Save your jpeg out of Photoshop (or whatever you use to edit such things) as the final pixel size of your comp; don't scale it down in AE. You might even consider saving it a few pixels smaller and scaling it up a touch in AE, again depending on what sort of source you're attempting to emulate.

Add a bit of motion to the scene. Light playing on the window, a fly buzzing through the scene, curtains moving with the slightest hint of a breeze from the vent, dust particles in sunlight...that sort of thing.
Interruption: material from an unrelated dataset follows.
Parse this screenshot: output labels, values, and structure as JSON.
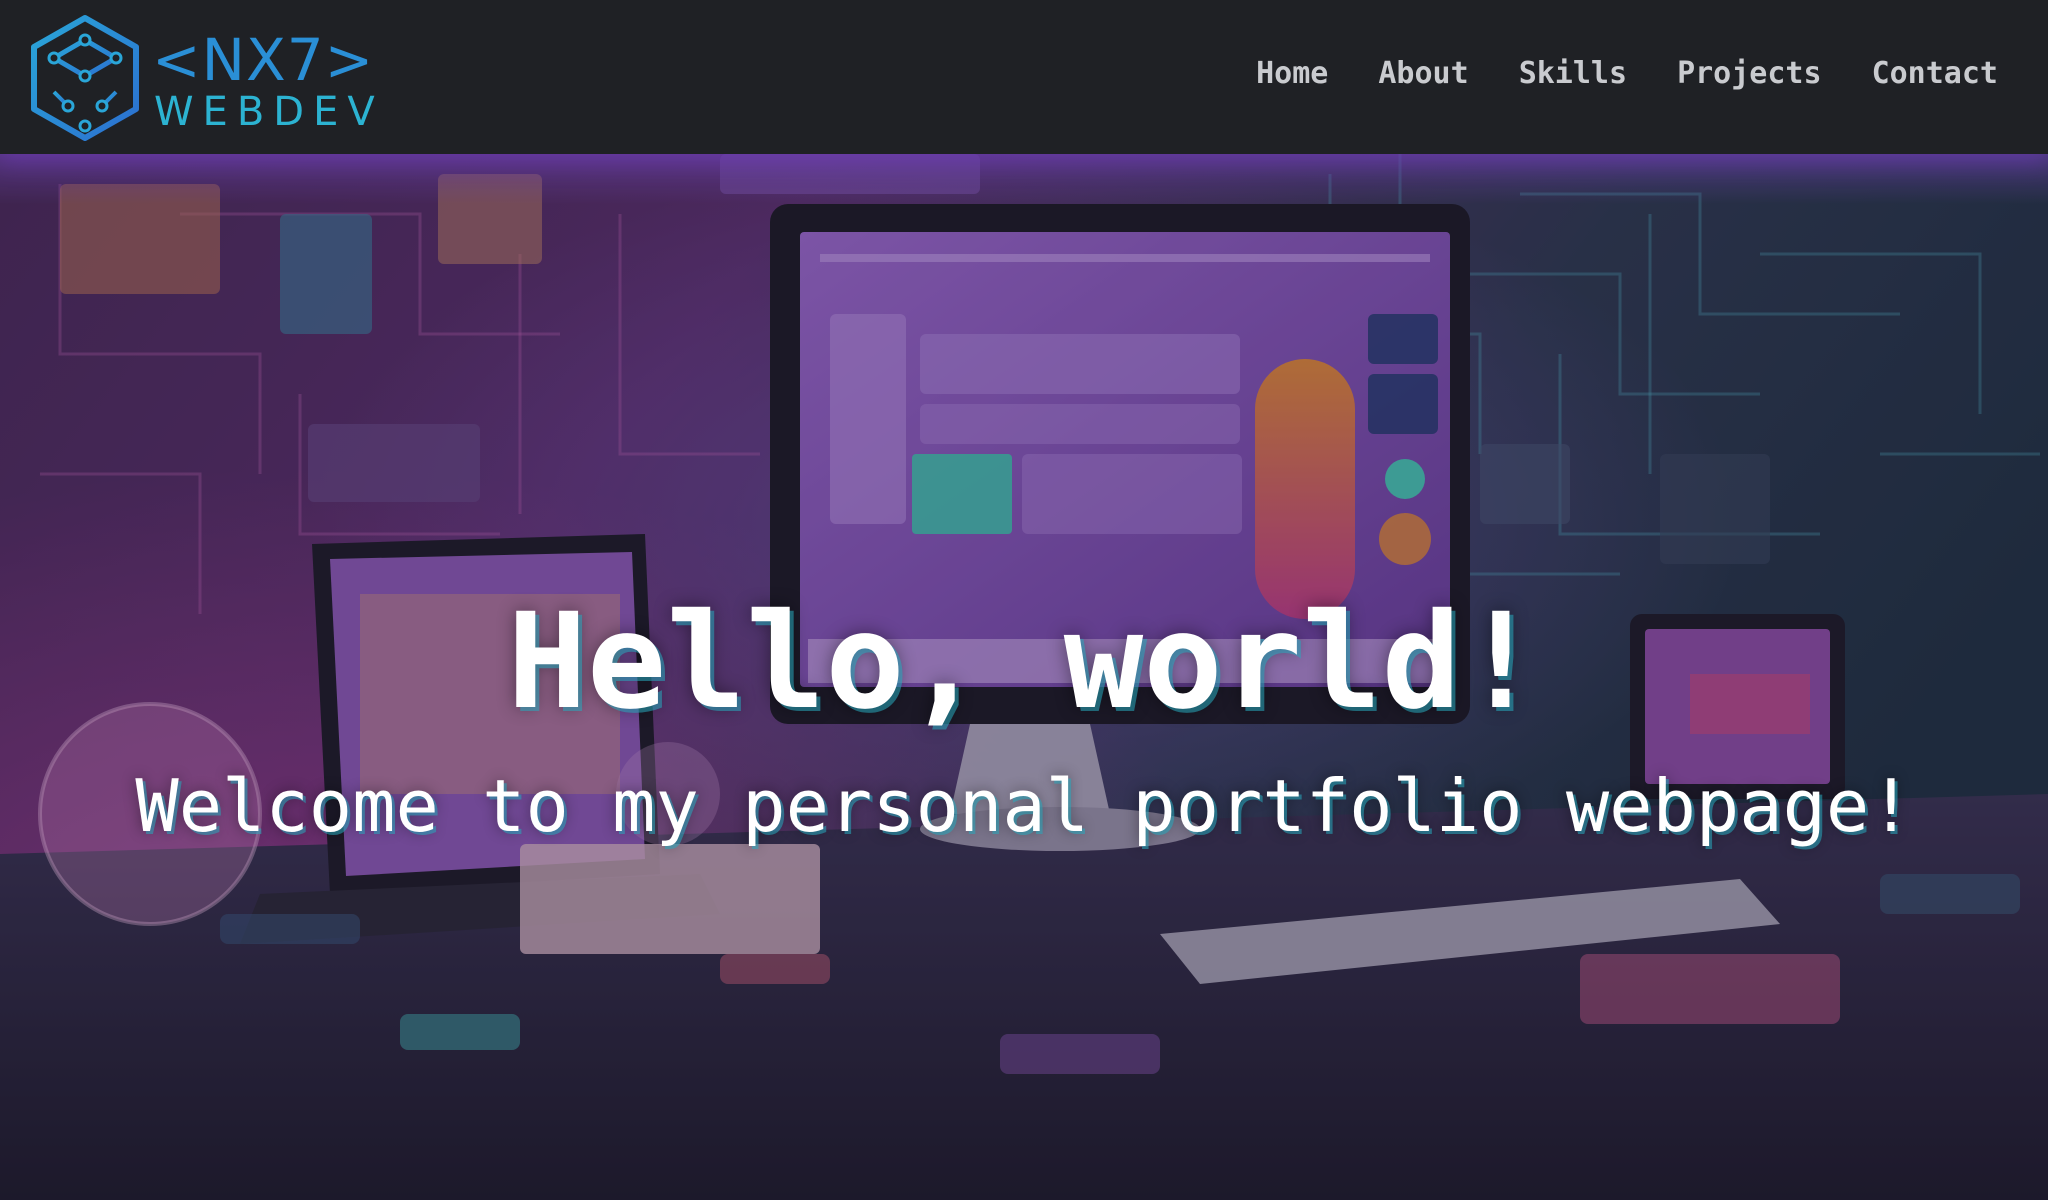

Rarely is a room truly still.

If there's fluorescent lighting in the room, perhaps a bit of randomness and flickering in the light would help. (Done using a wiggle expression on the opacity of an adjustment layer with a levels effect, perhaps.)

Put a very subtle wiggle on the camera so it's not perfectly still. Just a touch though, subtlety is key.

Audio! Realistic room sound will go a long way to sell the effect.



HOWEVER: I'm a big fan of doing things practically. Save your picture out of Photoshop at the proper final size and output it from Premiere or Final Cut (or whatever) onto DV tape (or whatever type of media you're trying to emulate) then recapture from the tape onto your machine. So, for example you're trying to copy the look of DV tape, you'll be nearly there in one step! Putting it onto tape will lose the color info and add the noise that you're looking for.

- The Great Szalam
(The 'Great' stands for 'Not So Great, in fact, Extremely Humble')

No trees were harmed in the creation of this message, but several thousand electrons were mildly inconvenienced.


Return to posts index

Yaron BarRe: Making a photo appear like it's live footage
by on Jan 4, 2010 at 8:53:09 am

Thanks for your advices, I will try them !


Return to posts index


Alan LloydRe: Making a photo appear like it's live footage
by on Jan 4, 2010 at 4:15:34 am

A minute is a very long shot duration even in a feature film. Are you sure?


Return to posts index

Yaron BarRe: Making a photo appear like it's live footage
by on Jan 4, 2010 at 8:51:30 am

Well, maybe 30 seconds is more what I meant.. but in these 30 seconds I will add some animation on top of that photo. But before the animation I want already that it feels as a video capture.


Return to posts index

<< PREVIOUS   •   VIEW ALL   •   PRINT   •   NEXT >>
© 2017 CreativeCOW.net All Rights Reserved
[TOP]